Also, the 2006 marriage is meant to avoid the difference in fiduciary duties between spouses before that point, though I doubt you would lose much credit if you used the old rule.
From the California State Bar (pdf):
In 2003, Wendy and Hank were engaged to be married. They discovered that the $10,000 monthly income Wendy derived from a trust fund would terminate upon her marriage or upon her reaching the age of 25, whichever came first. Therefore, they decided to postpone their wedding until Wendy’s 25th birthday, in 2006, and instead began to live together.
Also in 2003, Wendy and Hank agreed that Wendy would pursue a master’s degree in education and that Hank would quit his job and stay home, taking care of the household chores. Wendy opened a checking account in both of their names, into which she deposited her $10,000 monthly trust income. Wendy used funds in the checking account to pay living expenses for Hank and herself. Wendy also used funds in the checking account to buy a new car. She put title to the car in both of their names.
In 2006, Wendy and Hank married. Wendy’s $10,000 monthly trust income terminated. Afterwards, Wendy began teaching at a local college.
In 2008, Wendy learned that her compensation was less than that of her male counterparts and made a claim against the college.
In 2009, Wendy separated from Hank and filed an action for dissolution of marriage. Shortly afterwards, she settled her claim against the college in return for additional salary in the amount of $10,000 per year for the next three years.
Unbeknownst to Wendy, Hank had run up a gambling debt to a casino during their marriage. At the time of their separation, Hank owed the casino $50,000.
Upon dissolution of marriage, what are Wendy’s and Hank’s rights and liabilities with respect to:
1. The car? Discuss.I will discuss below the jump.
2. The $30,000 in additional salary under the settlement? Discuss.

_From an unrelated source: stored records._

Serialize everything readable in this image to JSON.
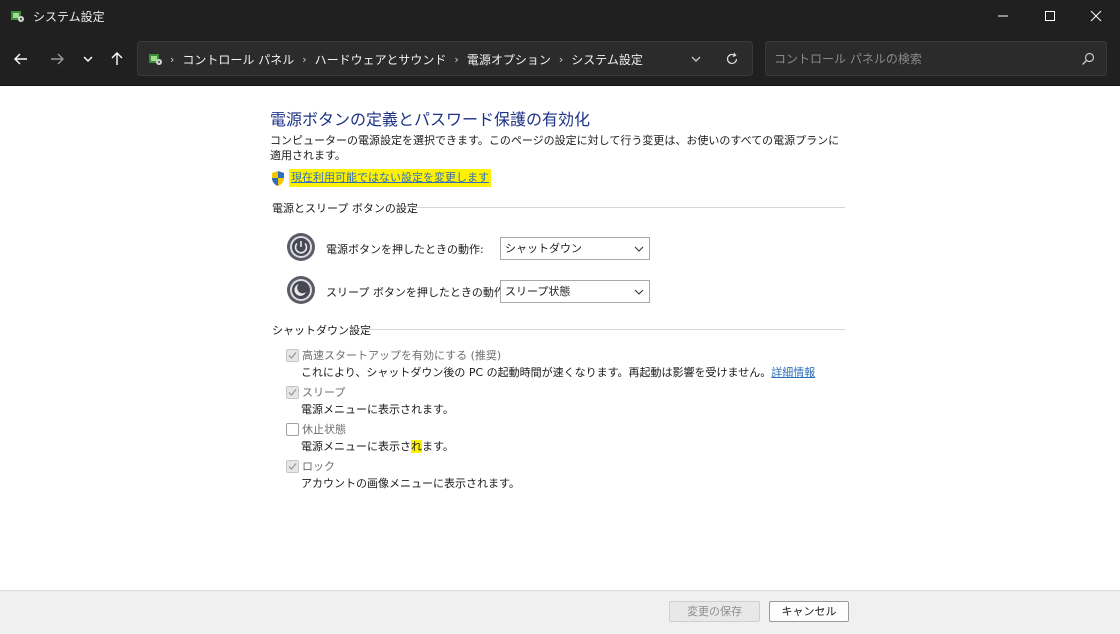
{
  "window": {
    "title": "システム設定",
    "controls": [
      "minimize-icon",
      "maximize-icon",
      "close-icon"
    ]
  },
  "address_bar": {
    "breadcrumbs": [
      "コントロール パネル",
      "ハードウェアとサウンド",
      "電源オプション",
      "システム設定"
    ]
  },
  "search": {
    "placeholder": "コントロール パネルの検索"
  },
  "main": {
    "title": "電源ボタンの定義とパスワード保護の有効化",
    "description": "コンピューターの電源設定を選択できます。このページの設定に対して行う変更は、お使いのすべての電源プランに適用されます。",
    "change_link": "現在利用可能ではない設定を変更します",
    "power_group": {
      "label": "電源とスリープ ボタンの設定",
      "power_button": {
        "label": "電源ボタンを押したときの動作:",
        "selected": "シャットダウン"
      },
      "sleep_button": {
        "label": "スリープ ボタンを押したときの動作:",
        "selected": "スリープ状態"
      }
    },
    "shutdown_group": {
      "label": "シャットダウン設定",
      "options": [
        {
          "label": "高速スタートアップを有効にする (推奨)",
          "description": "これにより、シャットダウン後の PC の起動時間が速くなります。再起動は影響を受けません。",
          "link": "詳細情報",
          "checked": true
        },
        {
          "label": "スリープ",
          "description": "電源メニューに表示されます。",
          "checked": true
        },
        {
          "label": "休止状態",
          "description_a": "電源メニューに表示さ",
          "description_hl": "れ",
          "description_b": "ます。",
          "checked": false
        },
        {
          "label": "ロック",
          "description": "アカウントの画像メニューに表示されます。",
          "checked": true
        }
      ]
    }
  },
  "footer": {
    "save_label": "変更の保存",
    "cancel_label": "キャンセル"
  },
  "colors": {
    "titlebar": "#202020",
    "title_text": "#1e3287",
    "link": "#2f6fba",
    "highlight": "#fff200"
  }
}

3. The $50,000 owed to the casino? Discuss.
Answer according to California law.
California is a community property state. Property that is acquired before marriage, after separation, and during marriage by bequest or gift is separate property. All other property is community property. Separate property is the separate property of one party unless a contractual relationship to the contrary exists.
1. The Car

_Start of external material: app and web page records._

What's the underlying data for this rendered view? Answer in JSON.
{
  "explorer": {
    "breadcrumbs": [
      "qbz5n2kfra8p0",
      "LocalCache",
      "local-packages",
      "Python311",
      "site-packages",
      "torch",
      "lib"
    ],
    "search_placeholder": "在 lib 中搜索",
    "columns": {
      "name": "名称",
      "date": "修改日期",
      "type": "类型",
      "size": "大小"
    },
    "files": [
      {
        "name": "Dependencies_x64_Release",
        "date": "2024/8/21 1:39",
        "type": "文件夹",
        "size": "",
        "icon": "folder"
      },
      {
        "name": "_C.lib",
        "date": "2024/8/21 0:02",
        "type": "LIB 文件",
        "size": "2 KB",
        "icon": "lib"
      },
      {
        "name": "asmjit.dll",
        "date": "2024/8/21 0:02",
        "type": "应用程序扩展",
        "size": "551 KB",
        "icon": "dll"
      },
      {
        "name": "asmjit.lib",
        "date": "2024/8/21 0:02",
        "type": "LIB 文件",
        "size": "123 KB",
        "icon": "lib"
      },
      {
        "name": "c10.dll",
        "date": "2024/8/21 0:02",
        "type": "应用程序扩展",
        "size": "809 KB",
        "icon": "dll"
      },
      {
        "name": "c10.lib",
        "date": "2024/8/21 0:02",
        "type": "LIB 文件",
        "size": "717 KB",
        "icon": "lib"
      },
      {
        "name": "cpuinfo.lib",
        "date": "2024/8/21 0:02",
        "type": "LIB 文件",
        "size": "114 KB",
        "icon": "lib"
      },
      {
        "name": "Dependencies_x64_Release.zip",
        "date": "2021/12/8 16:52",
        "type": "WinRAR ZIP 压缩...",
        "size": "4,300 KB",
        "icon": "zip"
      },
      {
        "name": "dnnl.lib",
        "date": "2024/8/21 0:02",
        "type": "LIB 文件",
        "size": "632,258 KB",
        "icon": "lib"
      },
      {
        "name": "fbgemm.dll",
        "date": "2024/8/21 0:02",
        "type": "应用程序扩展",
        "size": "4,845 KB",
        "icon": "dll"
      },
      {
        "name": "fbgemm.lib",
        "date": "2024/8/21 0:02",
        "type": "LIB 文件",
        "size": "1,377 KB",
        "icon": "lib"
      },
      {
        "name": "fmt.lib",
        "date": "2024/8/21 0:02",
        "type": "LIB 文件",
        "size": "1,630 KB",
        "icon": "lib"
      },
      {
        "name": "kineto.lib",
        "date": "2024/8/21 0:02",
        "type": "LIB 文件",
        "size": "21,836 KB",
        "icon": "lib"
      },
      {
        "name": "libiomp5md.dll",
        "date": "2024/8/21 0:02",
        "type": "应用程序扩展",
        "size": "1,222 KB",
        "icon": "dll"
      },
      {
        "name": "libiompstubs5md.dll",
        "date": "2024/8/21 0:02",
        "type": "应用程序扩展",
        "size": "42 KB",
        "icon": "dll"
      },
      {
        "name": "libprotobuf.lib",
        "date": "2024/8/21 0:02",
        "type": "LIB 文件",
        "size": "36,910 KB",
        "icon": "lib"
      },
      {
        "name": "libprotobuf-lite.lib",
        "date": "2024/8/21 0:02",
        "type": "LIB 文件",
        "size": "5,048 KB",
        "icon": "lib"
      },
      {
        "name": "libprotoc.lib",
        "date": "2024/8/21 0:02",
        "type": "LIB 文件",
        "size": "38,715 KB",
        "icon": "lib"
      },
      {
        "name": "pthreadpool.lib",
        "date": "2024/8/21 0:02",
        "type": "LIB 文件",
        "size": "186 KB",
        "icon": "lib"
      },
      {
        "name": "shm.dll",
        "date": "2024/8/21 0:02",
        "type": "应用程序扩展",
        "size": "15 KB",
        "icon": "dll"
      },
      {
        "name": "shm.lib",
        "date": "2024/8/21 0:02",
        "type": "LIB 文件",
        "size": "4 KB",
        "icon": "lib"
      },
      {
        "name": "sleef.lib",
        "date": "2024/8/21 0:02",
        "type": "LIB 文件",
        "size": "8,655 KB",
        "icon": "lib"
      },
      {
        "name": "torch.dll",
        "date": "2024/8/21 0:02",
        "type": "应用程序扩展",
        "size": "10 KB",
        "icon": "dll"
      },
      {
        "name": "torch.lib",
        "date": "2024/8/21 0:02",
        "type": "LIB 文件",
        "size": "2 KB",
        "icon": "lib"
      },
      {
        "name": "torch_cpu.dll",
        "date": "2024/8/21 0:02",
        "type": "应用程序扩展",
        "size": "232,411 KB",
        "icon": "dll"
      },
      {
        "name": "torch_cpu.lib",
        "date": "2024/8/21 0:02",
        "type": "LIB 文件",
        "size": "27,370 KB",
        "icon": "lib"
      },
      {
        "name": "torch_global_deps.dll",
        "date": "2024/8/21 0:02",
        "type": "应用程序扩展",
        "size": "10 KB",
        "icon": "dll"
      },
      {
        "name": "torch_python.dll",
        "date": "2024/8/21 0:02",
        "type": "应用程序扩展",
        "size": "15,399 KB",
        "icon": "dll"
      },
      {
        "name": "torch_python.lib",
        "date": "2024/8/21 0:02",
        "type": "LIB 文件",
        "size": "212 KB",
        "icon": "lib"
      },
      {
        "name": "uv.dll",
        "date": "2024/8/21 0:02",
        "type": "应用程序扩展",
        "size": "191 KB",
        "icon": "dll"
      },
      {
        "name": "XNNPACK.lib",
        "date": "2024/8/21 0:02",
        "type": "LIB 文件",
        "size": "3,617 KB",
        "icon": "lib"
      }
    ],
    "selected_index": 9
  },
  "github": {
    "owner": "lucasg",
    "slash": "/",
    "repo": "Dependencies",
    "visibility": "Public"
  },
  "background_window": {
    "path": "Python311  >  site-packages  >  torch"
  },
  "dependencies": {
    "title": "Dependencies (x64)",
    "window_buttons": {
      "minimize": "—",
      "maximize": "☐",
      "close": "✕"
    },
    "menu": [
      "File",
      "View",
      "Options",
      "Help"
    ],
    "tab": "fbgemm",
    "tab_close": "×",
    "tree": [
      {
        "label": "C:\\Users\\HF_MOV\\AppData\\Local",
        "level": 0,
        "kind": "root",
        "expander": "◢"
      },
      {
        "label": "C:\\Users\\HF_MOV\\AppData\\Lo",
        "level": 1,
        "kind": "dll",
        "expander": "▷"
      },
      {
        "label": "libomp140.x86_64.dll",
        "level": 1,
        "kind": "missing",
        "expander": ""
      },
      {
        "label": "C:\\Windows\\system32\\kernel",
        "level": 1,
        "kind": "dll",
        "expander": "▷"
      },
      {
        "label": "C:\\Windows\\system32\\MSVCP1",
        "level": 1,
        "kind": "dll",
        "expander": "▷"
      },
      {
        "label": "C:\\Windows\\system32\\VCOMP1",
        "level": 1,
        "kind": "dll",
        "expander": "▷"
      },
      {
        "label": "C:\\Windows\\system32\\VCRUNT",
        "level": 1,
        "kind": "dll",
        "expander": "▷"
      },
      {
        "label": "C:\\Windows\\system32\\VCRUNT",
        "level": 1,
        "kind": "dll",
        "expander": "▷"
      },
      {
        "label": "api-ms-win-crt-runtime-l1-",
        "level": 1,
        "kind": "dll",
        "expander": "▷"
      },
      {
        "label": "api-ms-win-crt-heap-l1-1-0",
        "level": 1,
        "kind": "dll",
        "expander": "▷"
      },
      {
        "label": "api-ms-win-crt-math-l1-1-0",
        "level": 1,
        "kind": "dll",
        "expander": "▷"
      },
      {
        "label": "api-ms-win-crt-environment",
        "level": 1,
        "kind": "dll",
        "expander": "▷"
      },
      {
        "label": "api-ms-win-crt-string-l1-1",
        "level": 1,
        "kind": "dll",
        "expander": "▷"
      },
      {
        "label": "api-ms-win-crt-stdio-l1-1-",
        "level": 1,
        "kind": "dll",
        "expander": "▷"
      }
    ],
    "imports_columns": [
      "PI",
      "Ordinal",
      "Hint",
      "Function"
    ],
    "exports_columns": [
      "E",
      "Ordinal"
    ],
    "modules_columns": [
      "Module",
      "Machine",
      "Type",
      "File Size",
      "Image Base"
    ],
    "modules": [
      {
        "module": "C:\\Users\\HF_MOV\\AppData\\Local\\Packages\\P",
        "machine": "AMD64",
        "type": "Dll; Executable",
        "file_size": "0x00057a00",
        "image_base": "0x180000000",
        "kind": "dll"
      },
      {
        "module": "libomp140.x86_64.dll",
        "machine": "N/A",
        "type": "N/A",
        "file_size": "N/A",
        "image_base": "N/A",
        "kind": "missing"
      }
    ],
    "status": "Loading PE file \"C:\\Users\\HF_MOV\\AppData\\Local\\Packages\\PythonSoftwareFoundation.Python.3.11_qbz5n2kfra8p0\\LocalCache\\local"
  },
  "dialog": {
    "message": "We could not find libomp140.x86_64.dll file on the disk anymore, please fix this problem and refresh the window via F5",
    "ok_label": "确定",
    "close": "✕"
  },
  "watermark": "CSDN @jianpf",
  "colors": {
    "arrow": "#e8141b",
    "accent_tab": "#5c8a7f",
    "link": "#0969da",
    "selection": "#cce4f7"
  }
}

The issue is who has rights in the car. Property acquired by two people prior to marriage is governed by contract law. A valid contract requires an offer, acceptance and consideration. Here, “Wendy and Hank agreed that Wendy would pursue a master’s degree in education and Hank would [provide] homemaking services.” Under Marvin, since there is more involved than merely sex, the contract is valid. That contract extends to the car. The parties jointly titled the car, even though Wendy used her own funds to purchase it, and presumably the car furthered performance of the aforementioned contract (education for homemaking services). Since the car is part of a contract and jointly titled each party has an undivided one-half share in the car.

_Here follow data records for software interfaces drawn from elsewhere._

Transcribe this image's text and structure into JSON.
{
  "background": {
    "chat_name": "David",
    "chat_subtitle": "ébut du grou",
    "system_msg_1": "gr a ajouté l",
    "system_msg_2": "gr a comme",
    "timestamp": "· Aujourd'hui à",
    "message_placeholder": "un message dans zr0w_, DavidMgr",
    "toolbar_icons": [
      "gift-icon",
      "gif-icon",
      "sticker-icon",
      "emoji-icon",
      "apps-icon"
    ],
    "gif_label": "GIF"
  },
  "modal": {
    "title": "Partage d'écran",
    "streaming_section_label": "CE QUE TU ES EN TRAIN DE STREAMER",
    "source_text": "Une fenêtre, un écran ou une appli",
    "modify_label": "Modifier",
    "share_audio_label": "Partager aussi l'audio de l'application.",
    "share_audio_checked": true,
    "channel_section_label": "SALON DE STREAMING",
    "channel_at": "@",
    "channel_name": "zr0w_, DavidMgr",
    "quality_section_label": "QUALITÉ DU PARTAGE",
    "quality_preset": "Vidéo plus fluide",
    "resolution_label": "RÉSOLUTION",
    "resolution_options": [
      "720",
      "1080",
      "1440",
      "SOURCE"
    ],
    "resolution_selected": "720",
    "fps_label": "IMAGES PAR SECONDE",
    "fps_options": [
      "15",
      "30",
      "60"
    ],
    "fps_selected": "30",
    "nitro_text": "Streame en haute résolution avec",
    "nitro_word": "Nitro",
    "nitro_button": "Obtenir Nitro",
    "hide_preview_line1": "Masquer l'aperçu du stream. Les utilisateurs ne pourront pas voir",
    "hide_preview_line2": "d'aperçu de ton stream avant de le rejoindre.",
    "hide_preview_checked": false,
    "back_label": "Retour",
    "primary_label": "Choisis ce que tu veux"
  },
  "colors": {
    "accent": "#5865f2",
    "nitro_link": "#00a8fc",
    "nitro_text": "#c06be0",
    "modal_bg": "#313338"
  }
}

Therefore, both parties have an interest in the car.
2. The Settlement
The issue is whether the settlement is community property or separate property. Tort settlements depend on their nature to determine whether they are a community or separate property asset. Here, the settlement is for, essentially, back pay that Wendy should have earned had she been correctly compensated. This money should have been in the community but was not, due to the Community College’s tort. Therefore the settlement is community property that can either be apportioned to each spouse with the net present value of the payment stream or as the payments become due.
Therefore the settlement is community property.
3. The Gambling Debts
The issue is who must pay the gambling debts. At the onset, the Casino is free to pursue either the community or Hank for the debt, but it cannot pursue Wendy unless she has some sort of contractual relationship with the casino. Spouses owe one another a fiduciary duty in dealing with finances. After 2006, spouses must disclose all financial transactions to the other spouse “without demand” if it would be unfair to the other spouse not to disclose it. Hank had an obligation to disclose the gambling debt which was “unbeknownst to Wendy….” His failure to do so is a breach of fiduciary duty and will result in the gambling debt being used as a set-off against his interest in the community estate.
Therefore, while the Casino can pursue Hank or the Community for the debt, ultimately, Hank will end up paying it.